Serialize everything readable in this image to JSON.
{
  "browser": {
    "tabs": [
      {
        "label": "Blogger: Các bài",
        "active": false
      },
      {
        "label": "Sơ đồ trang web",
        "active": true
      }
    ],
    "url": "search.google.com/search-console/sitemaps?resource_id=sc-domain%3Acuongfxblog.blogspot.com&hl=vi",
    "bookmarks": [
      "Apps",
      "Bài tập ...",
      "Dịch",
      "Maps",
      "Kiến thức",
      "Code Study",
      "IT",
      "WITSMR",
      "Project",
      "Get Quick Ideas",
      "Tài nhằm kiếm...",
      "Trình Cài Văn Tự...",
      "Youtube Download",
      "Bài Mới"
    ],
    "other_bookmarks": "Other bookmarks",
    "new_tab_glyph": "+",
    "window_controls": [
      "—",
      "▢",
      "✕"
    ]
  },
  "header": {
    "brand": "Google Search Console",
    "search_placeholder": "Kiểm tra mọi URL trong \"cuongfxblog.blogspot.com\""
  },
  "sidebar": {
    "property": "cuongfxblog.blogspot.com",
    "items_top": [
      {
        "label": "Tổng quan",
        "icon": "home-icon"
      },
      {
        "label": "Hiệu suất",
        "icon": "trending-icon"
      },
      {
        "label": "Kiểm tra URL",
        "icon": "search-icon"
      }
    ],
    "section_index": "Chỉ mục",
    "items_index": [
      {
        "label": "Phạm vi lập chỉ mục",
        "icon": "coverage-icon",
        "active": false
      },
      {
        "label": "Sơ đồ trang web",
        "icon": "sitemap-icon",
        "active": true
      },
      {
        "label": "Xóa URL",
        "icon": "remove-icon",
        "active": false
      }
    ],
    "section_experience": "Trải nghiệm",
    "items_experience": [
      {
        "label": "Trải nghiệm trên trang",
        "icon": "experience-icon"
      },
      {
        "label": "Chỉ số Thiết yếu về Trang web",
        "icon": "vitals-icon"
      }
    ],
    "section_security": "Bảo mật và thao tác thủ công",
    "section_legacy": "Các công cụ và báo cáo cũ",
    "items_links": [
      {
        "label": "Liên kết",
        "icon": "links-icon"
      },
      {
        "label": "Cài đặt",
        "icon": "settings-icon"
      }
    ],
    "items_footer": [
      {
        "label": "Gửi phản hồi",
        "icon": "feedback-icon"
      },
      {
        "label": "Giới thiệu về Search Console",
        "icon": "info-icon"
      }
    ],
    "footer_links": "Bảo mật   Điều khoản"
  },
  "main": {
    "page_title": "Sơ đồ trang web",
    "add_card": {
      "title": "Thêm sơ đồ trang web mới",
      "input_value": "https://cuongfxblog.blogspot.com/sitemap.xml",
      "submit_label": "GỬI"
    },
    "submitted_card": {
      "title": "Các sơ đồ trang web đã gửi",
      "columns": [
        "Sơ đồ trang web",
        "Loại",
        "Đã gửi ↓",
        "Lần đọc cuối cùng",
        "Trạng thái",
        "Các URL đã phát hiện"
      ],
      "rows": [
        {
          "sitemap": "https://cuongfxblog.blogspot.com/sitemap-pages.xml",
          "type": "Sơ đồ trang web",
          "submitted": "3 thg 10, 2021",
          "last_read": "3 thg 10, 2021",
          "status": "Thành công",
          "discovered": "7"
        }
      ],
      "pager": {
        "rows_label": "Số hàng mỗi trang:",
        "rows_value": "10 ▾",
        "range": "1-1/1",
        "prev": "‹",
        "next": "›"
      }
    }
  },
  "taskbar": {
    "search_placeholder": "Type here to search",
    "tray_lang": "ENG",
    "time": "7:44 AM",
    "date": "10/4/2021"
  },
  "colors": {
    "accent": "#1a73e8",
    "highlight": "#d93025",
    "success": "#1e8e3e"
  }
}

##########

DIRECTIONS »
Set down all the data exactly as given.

OUTPUT »
Serialize everything readable in this image to JSON.
{
  "browser": {
    "tabs": [
      {
        "label": "Blogger: Các bài",
        "active": false
      },
      {
        "label": "Sơ đồ trang web",
        "active": true
      }
    ],
    "url": "search.google.com/search-console/sitemaps?resource_id=sc-domain%3Acuongfxblog.blogspot.com&hl=vi",
    "bookmarks": [
      "Apps",
      "Bài tập ...",
      "Dịch",
      "Maps",
      "Kiến thức",
      "Code Study",
      "IT",
      "WITSMR",
      "Project",
      "Get Quick Ideas",
      "Tài nhằm kiếm...",
      "Trình Cài Văn Tự...",
      "Youtube Download",
      "Bài Mới"
    ],
    "other_bookmarks": "Other bookmarks",
    "new_tab_glyph": "+",
    "window_controls": [
      "—",
      "▢",
      "✕"
    ]
  },
  "header": {
    "brand": "Google Search Console",
    "search_placeholder": "Kiểm tra mọi URL trong \"cuongfxblog.blogspot.com\""
  },
  "sidebar": {
    "property": "cuongfxblog.blogspot.com",
    "items_top": [
      {
        "label": "Tổng quan",
        "icon": "home-icon"
      },
      {
        "label": "Hiệu suất",
        "icon": "trending-icon"
      },
      {
        "label": "Kiểm tra URL",
        "icon": "search-icon"
      }
    ],
    "section_index": "Chỉ mục",
    "items_index": [
      {
        "label": "Phạm vi lập chỉ mục",
        "icon": "coverage-icon",
        "active": false
      },
      {
        "label": "Sơ đồ trang web",
        "icon": "sitemap-icon",
        "active": true
      },
      {
        "label": "Xóa URL",
        "icon": "remove-icon",
        "active": false
      }
    ],
    "section_experience": "Trải nghiệm",
    "items_experience": [
      {
        "label": "Trải nghiệm trên trang",
        "icon": "experience-icon"
      },
      {
        "label": "Chỉ số Thiết yếu về Trang web",
        "icon": "vitals-icon"
      }
    ],
    "section_security": "Bảo mật và thao tác thủ công",
    "section_legacy": "Các công cụ và báo cáo cũ",
    "items_links": [
      {
        "label": "Liên kết",
        "icon": "links-icon"
      },
      {
        "label": "Cài đặt",
        "icon": "settings-icon"
      }
    ],
    "items_footer": [
      {
        "label": "Gửi phản hồi",
        "icon": "feedback-icon"
      },
      {
        "label": "Giới thiệu về Search Console",
        "icon": "info-icon"
      }
    ],
    "footer_links": "Bảo mật   Điều khoản"
  },
  "main": {
    "page_title": "Sơ đồ trang web",
    "add_card": {
      "title": "Thêm sơ đồ trang web mới",
      "input_value": "https://cuongfxblog.blogspot.com/sitemap.xml",
      "submit_label": "GỬI"
    },
    "submitted_card": {
      "title": "Các sơ đồ trang web đã gửi",
      "columns": [
        "Sơ đồ trang web",
        "Loại",
        "Đã gửi ↓",
        "Lần đọc cuối cùng",
        "Trạng thái",
        "Các URL đã phát hiện"
      ],
      "rows": [
        {
          "sitemap": "https://cuongfxblog.blogspot.com/sitemap-pages.xml",
          "type": "Sơ đồ trang web",
          "submitted": "3 thg 10, 2021",
          "last_read": "3 thg 10, 2021",
          "status": "Thành công",
          "discovered": "7"
        }
      ],
      "pager": {
        "rows_label": "Số hàng mỗi trang:",
        "rows_value": "10 ▾",
        "range": "1-1/1",
        "prev": "‹",
        "next": "›"
      }
    }
  },
  "taskbar": {
    "search_placeholder": "Type here to search",
    "tray_lang": "ENG",
    "time": "7:44 AM",
    "date": "10/4/2021"
  },
  "colors": {
    "accent": "#1a73e8",
    "highlight": "#d93025",
    "success": "#1e8e3e"
  }
}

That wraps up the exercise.